Drug addiction takes advantage of that— it hijacks and artificially stimulates the reward system already in place. What's more, the dopamine release in the brain from an addictive drug like cocaine can be anywhere from two to ten times higher than inherently enjoyable things, such as food. And addictive drugs don't just activate the reward system once— they create a cycle of dependence because the brain dampens its dopamine response each time, so more and more of the drug is needed to get the same high.

There's no consistent evidence that this happens with food, even in people who have eating disorders that involve pathological binging. That said, there is a lively ongoing debate amongst psychologists as to whether obese sufferers of Binge Eating Disorder—or B. E.

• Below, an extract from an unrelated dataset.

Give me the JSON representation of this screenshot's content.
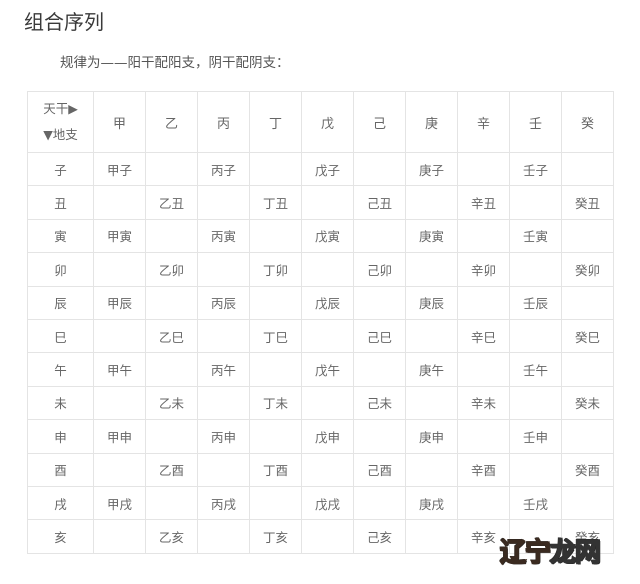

D— are genetically predisposed to experience a ‘drug like hit' from sugary, fatty foods. But even if food addictions are a thing for that specific subset of people with that disorder, that doesn't automatically make cheese or any food, quote, “as addictive as crack” to the general population. That would be like saying because some people are compulsive exercisers, running is as addictive as heroin.

While there is some evidence that cheese is more likely than some foods to be consumed in a problematic manner, and it does act as a reward, we currently don't have any reason to believe that your favorite brie has the same addictive qualities as cocaine. So, by all means be mindful that your eating habits are driven by sensible dietary choices, but don't mind throwing some cheese in there now and then. After all, cheese isn't exactly as addictive as crack.

Thanks for watching this episode of SciShow Psych! If you want to learn more about what happens during addictions, check out our episode on the science of sugar addiction. [OUTRO ♪].